What is required
The answer should consist of all the entries, repeated word for word.

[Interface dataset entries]

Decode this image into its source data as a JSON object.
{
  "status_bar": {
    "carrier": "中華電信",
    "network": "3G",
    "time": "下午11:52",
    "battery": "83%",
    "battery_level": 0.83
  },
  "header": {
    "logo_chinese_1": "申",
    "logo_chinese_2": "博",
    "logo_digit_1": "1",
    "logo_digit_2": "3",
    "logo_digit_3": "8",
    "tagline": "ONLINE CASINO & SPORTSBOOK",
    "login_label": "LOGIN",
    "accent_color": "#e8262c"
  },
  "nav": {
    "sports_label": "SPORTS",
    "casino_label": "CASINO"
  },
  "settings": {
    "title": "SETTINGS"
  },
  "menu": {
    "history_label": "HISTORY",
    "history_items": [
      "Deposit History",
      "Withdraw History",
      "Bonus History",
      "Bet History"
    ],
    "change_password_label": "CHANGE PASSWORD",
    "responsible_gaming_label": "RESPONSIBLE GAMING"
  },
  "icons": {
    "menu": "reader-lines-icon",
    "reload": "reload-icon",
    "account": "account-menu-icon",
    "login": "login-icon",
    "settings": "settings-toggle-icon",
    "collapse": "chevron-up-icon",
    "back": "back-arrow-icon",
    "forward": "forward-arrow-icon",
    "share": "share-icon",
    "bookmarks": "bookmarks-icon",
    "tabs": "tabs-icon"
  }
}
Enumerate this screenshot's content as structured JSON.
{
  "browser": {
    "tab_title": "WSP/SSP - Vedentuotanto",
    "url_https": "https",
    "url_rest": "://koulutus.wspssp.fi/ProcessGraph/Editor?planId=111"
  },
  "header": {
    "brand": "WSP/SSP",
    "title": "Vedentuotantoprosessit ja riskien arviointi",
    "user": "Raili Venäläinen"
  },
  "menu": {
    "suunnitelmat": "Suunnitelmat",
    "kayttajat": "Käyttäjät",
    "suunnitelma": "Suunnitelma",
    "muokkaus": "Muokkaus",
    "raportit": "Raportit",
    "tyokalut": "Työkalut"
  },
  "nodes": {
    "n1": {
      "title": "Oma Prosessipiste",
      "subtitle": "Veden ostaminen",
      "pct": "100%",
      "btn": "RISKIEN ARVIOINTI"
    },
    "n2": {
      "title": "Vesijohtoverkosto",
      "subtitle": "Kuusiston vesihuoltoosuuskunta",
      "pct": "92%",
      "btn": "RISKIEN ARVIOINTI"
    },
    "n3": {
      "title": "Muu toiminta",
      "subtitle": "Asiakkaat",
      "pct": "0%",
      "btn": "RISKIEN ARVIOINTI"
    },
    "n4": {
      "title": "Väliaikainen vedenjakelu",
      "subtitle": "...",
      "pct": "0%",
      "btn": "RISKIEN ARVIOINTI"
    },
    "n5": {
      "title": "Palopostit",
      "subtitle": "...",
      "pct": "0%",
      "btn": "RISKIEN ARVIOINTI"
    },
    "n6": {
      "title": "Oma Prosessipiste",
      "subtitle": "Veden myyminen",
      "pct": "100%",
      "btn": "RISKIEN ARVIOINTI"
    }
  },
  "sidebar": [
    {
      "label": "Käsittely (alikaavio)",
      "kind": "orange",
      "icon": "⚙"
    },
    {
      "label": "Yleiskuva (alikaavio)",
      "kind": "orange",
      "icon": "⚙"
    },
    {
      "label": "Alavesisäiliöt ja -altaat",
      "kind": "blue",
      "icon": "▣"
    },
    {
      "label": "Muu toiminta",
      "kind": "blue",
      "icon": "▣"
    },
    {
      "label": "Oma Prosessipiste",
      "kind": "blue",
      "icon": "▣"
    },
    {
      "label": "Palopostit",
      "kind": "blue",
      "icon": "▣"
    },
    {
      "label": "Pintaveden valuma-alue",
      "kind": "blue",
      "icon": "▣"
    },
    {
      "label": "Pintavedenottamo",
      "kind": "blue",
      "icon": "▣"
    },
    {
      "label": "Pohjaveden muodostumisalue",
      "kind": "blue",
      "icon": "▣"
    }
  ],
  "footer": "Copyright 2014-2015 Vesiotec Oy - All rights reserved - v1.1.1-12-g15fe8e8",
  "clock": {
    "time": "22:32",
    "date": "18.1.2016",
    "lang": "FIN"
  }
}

Result of this exercise
Decode this image into its source data as a JSON object.
{
  "status_bar": {
    "carrier": "中華電信",
    "network": "3G",
    "time": "下午11:52",
    "battery": "83%",
    "battery_level": 0.83
  },
  "header": {
    "logo_chinese_1": "申",
    "logo_chinese_2": "博",
    "logo_digit_1": "1",
    "logo_digit_2": "3",
    "logo_digit_3": "8",
    "tagline": "ONLINE CASINO & SPORTSBOOK",
    "login_label": "LOGIN",
    "accent_color": "#e8262c"
  },
  "nav": {
    "sports_label": "SPORTS",
    "casino_label": "CASINO"
  },
  "settings": {
    "title": "SETTINGS"
  },
  "menu": {
    "history_label": "HISTORY",
    "history_items": [
      "Deposit History",
      "Withdraw History",
      "Bonus History",
      "Bet History"
    ],
    "change_password_label": "CHANGE PASSWORD",
    "responsible_gaming_label": "RESPONSIBLE GAMING"
  },
  "icons": {
    "menu": "reader-lines-icon",
    "reload": "reload-icon",
    "account": "account-menu-icon",
    "login": "login-icon",
    "settings": "settings-toggle-icon",
    "collapse": "chevron-up-icon",
    "back": "back-arrow-icon",
    "forward": "forward-arrow-icon",
    "share": "share-icon",
    "bookmarks": "bookmarks-icon",
    "tabs": "tabs-icon"
  }
}
Enumerate this screenshot's content as structured JSON.
{
  "browser": {
    "tab_title": "WSP/SSP - Vedentuotanto",
    "url_https": "https",
    "url_rest": "://koulutus.wspssp.fi/ProcessGraph/Editor?planId=111"
  },
  "header": {
    "brand": "WSP/SSP",
    "title": "Vedentuotantoprosessit ja riskien arviointi",
    "user": "Raili Venäläinen"
  },
  "menu": {
    "suunnitelmat": "Suunnitelmat",
    "kayttajat": "Käyttäjät",
    "suunnitelma": "Suunnitelma",
    "muokkaus": "Muokkaus",
    "raportit": "Raportit",
    "tyokalut": "Työkalut"
  },
  "nodes": {
    "n1": {
      "title": "Oma Prosessipiste",
      "subtitle": "Veden ostaminen",
      "pct": "100%",
      "btn": "RISKIEN ARVIOINTI"
    },
    "n2": {
      "title": "Vesijohtoverkosto",
      "subtitle": "Kuusiston vesihuoltoosuuskunta",
      "pct": "92%",
      "btn": "RISKIEN ARVIOINTI"
    },
    "n3": {
      "title": "Muu toiminta",
      "subtitle": "Asiakkaat",
      "pct": "0%",
      "btn": "RISKIEN ARVIOINTI"
    },
    "n4": {
      "title": "Väliaikainen vedenjakelu",
      "subtitle": "...",
      "pct": "0%",
      "btn": "RISKIEN ARVIOINTI"
    },
    "n5": {
      "title": "Palopostit",
      "subtitle": "...",
      "pct": "0%",
      "btn": "RISKIEN ARVIOINTI"
    },
    "n6": {
      "title": "Oma Prosessipiste",
      "subtitle": "Veden myyminen",
      "pct": "100%",
      "btn": "RISKIEN ARVIOINTI"
    }
  },
  "sidebar": [
    {
      "label": "Käsittely (alikaavio)",
      "kind": "orange",
      "icon": "⚙"
    },
    {
      "label": "Yleiskuva (alikaavio)",
      "kind": "orange",
      "icon": "⚙"
    },
    {
      "label": "Alavesisäiliöt ja -altaat",
      "kind": "blue",
      "icon": "▣"
    },
    {
      "label": "Muu toiminta",
      "kind": "blue",
      "icon": "▣"
    },
    {
      "label": "Oma Prosessipiste",
      "kind": "blue",
      "icon": "▣"
    },
    {
      "label": "Palopostit",
      "kind": "blue",
      "icon": "▣"
    },
    {
      "label": "Pintaveden valuma-alue",
      "kind": "blue",
      "icon": "▣"
    },
    {
      "label": "Pintavedenottamo",
      "kind": "blue",
      "icon": "▣"
    },
    {
      "label": "Pohjaveden muodostumisalue",
      "kind": "blue",
      "icon": "▣"
    }
  ],
  "footer": "Copyright 2014-2015 Vesiotec Oy - All rights reserved - v1.1.1-12-g15fe8e8",
  "clock": {
    "time": "22:32",
    "date": "18.1.2016",
    "lang": "FIN"
  }
}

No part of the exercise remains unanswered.